So after much planning, we traveled to Tallinn, Estonia, St. Petersburg and Moscow last July. Yes, July of 2008. When I got back, I got swept up in work, school, etc., and didn't write much about the trip besides this quick summary and some travel-inspired reflections on identity. Almost a year later, I'm finally getting around to blogging the trip here.
Here's what's coming: photos of the glorious St. Petersburg, a comically harrowing account of how we almost got arrested in Moscow, notes on Russian fast food and more. I will be posting updates all week.
Let's start with Estonia. Why Estonia? I had wanted to visit one of the former Soviet Baltic countries; my parents had been to Tallinn for their honeymoon and were curious to see it again.
We spend two-and-a-half days in Tallinn, which, in hindsight, is too much. Tallinn's famous, mediaeval old city is charming and tiny. In the morning on our first day, we get lost strolling the labyrinthine streets; by that afternoon, we can traverse the old town in about 15 minutes.
The guidebooks say Tallinn is a well-preserved mediaeval city, but it reminds me of an outdoor mall. Stylish teenagers stroll around in groups; tourists drink beer in outdoor cafes; girls in faux-mediaeval costumes sell sugared almonds. The shops sell expensive knick-knacks, but I see more browsing than buying. What’s outside the old city? I guess it’s the real Tallinn where people live and work. We walk around the old town's perimeter, then take a bus ride to Kadriorg park and palace, about 20 minutes away. The park paths lead to a small beach on the Baltic sea. It’s a chilly and overcast day, but dozens of wedding parties are posing for photos.
We stop for coffee and good, cheap pastries at a bakery on the outskirts of the old city. Closer to the center, everything is expensive. What’s worth a splurge? Kuldse Notsu Kords, an Estonian restaurant that serves soups like svekolnik and entrees like this stunningly delicious potato-wild mushroom-and-cheese casserole.
Everywhere we go, I hear Russian. The guidebooks advise travelers to speak any language other than Russian in Estonia. This Baltic country was occupied by the Soviet Union for years; Estonians resent Russians, the books say. The books also tell me that 25% of Estonia’s residents are ethnic Russians. I see them everywhere—they live and vacation here, they work in shops and restaurants. When I speak English to the shop clerks, they don't understand. I switch to Russian and get what I need.
Has Tallinn changed a lot since the Soviet times? I ask my parents.
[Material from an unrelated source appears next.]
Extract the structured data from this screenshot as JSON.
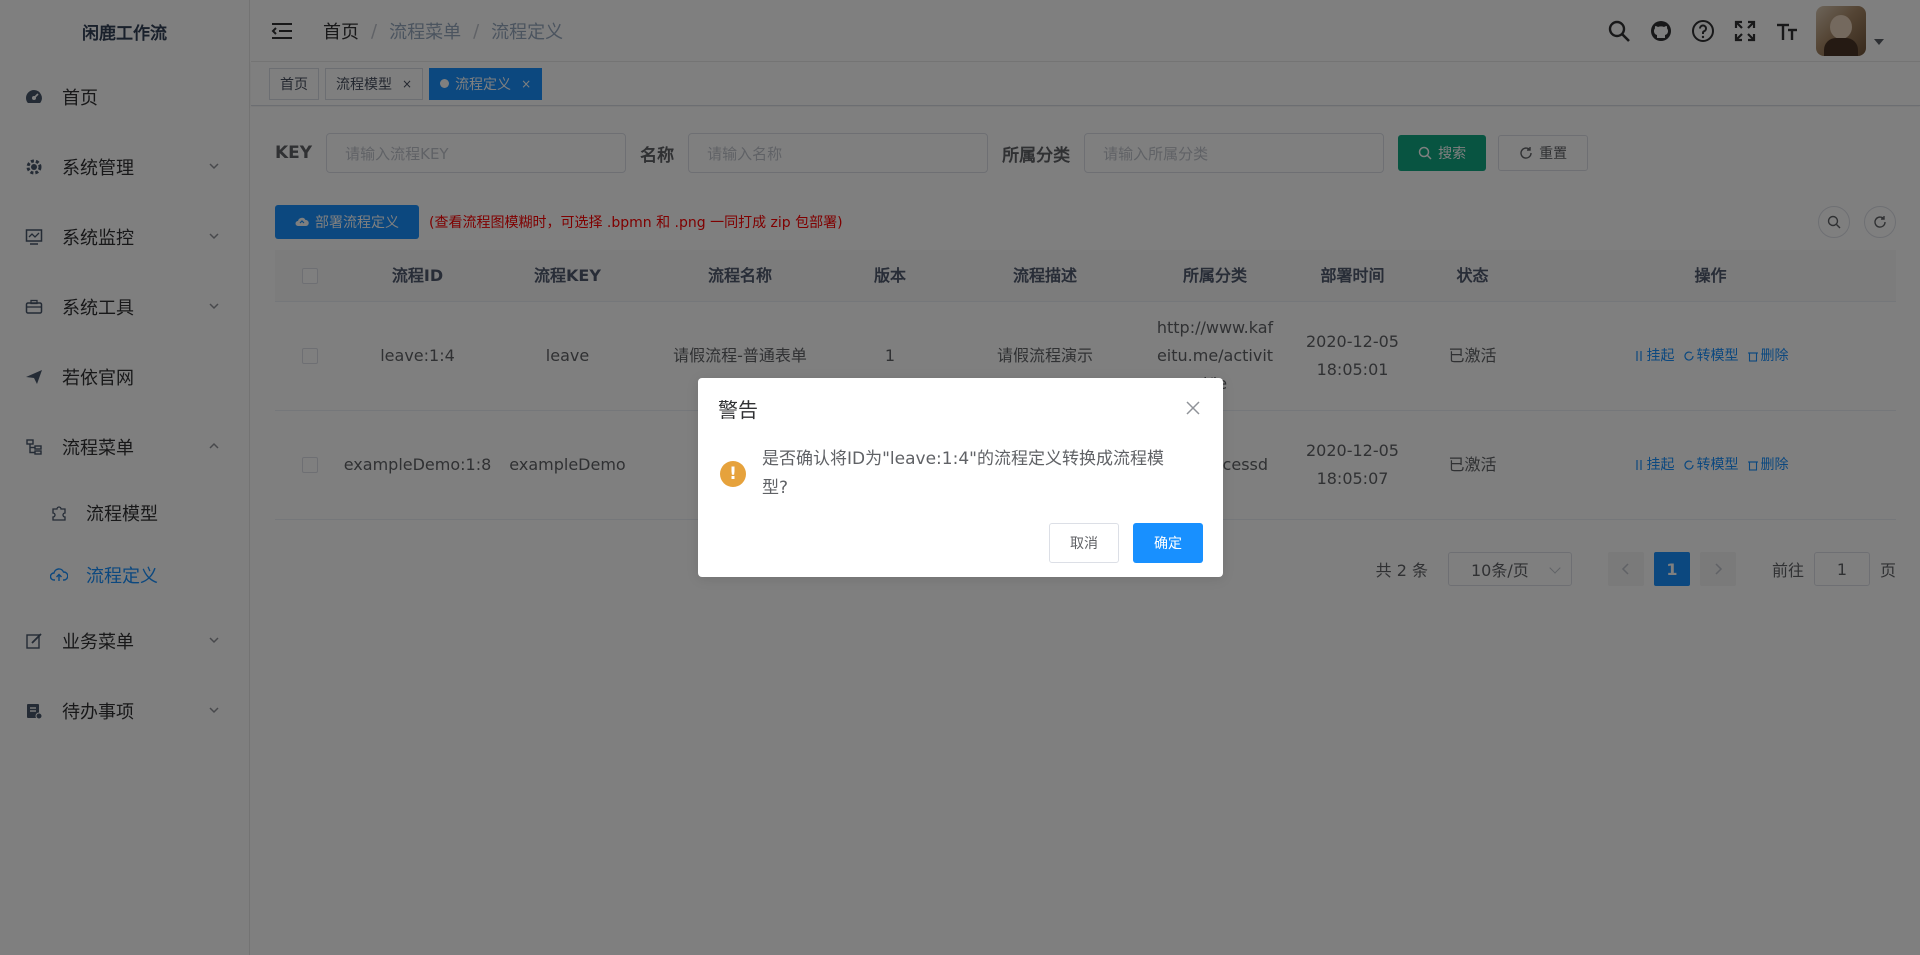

Sort of, they say. The luxury shops weren’t here before, of course. But Estonia has always been one of the least “Soviet” USSR satellites. In the 1970s, says my dad, when he went to Tallinn for the first time, he ordered coffee. It was served in a dainty cup with a little pitcher of cream on the side. This still amazes him. Had you ordered coffee in Russia at that time, you’d get a chipped glass of murky liquid!
Somewhere I read that Estonia is the most successful of the former Soviet republics. Everything here is Western: service comes with a smile, the clerks are friendly, money is easily exchanged. If this doesn’t strike you as important, keep reading about my experience with customer service in Russia.Sometimes remnants of the Soviet era seep out. A drunk Russian at the airport loudly complains about a lost suitcase. A shop clerk in the old city chases after two kid shoplifters, yelling, in Russian, “I’ll kill you, fuckers.” We get unceremoniously kicked out from the city's train station as we wait for the overnight train that will take us to Russia.
Someone barks: It’s 9 p.m., the station’s closed, go wait outside. People get up and drag their suitcases. The sun is setting and it’s getting colder. In eight hours, we’ll be in St. Petersburg.
Next: Crossing the border into Russia, an adventure.